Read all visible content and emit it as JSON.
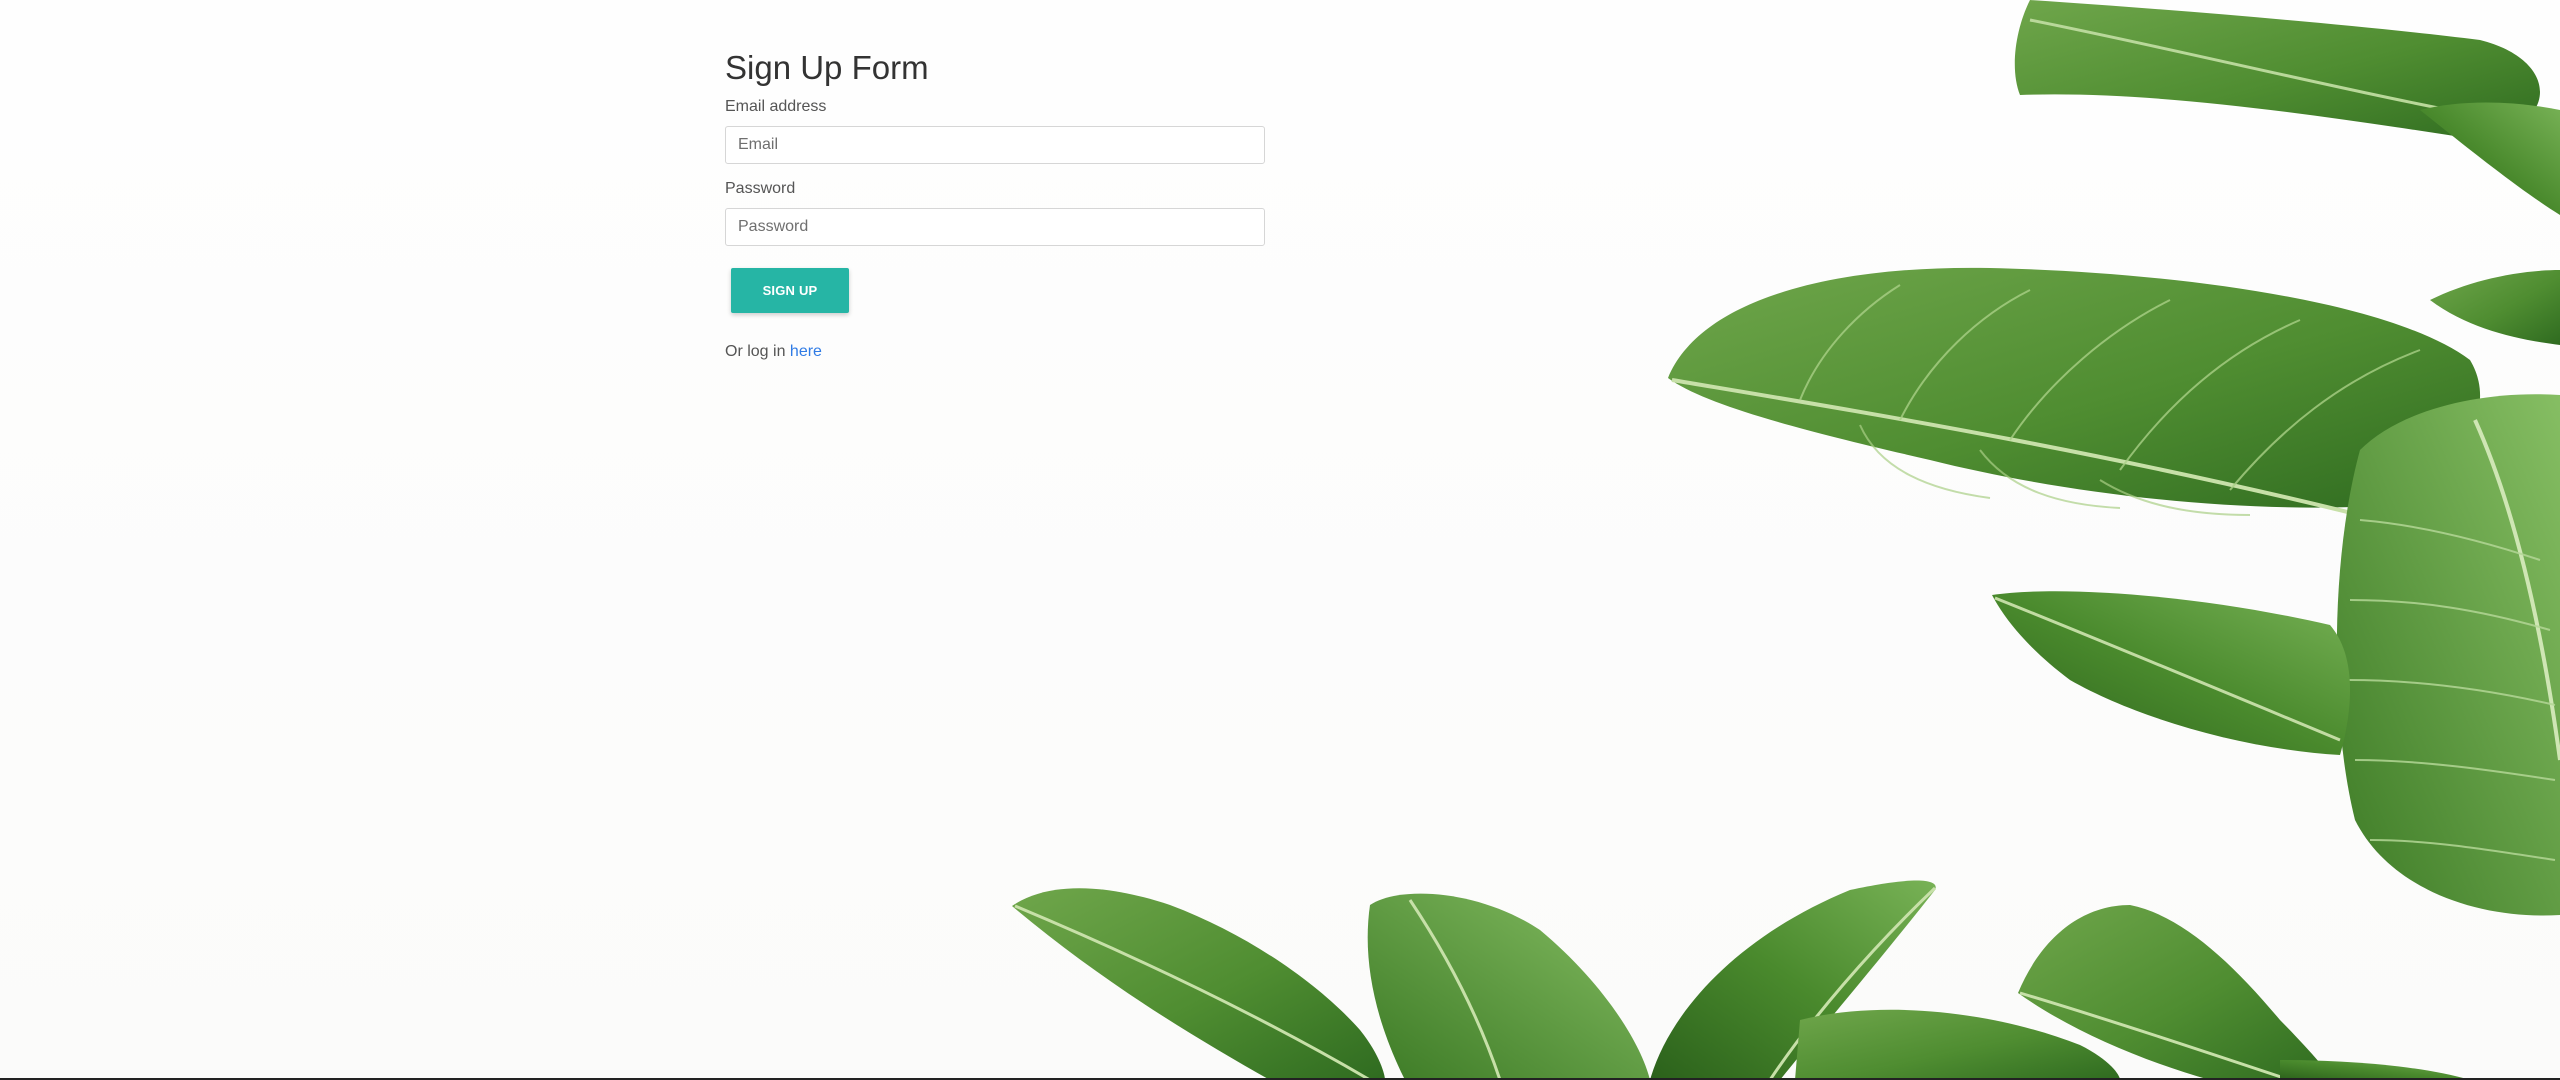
{
  "form": {
    "title": "Sign Up Form",
    "email_label": "Email address",
    "email_placeholder": "Email",
    "email_value": "",
    "password_label": "Password",
    "password_placeholder": "Password",
    "password_value": "",
    "signup_label": "SIGN UP",
    "login_prefix": "Or log in ",
    "login_link_label": "here"
  },
  "colors": {
    "accent": "#26b5a5",
    "link": "#2f7be5",
    "background": "#fdfdfc",
    "leaf_dark": "#3f7a2a",
    "leaf_light": "#7db45a"
  }
}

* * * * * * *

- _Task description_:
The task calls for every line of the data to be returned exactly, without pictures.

- _Worked solution_:
Read all visible content and emit it as JSON.
{
  "form": {
    "title": "Sign Up Form",
    "email_label": "Email address",
    "email_placeholder": "Email",
    "email_value": "",
    "password_label": "Password",
    "password_placeholder": "Password",
    "password_value": "",
    "signup_label": "SIGN UP",
    "login_prefix": "Or log in ",
    "login_link_label": "here"
  },
  "colors": {
    "accent": "#26b5a5",
    "link": "#2f7be5",
    "background": "#fdfdfc",
    "leaf_dark": "#3f7a2a",
    "leaf_light": "#7db45a"
  }
}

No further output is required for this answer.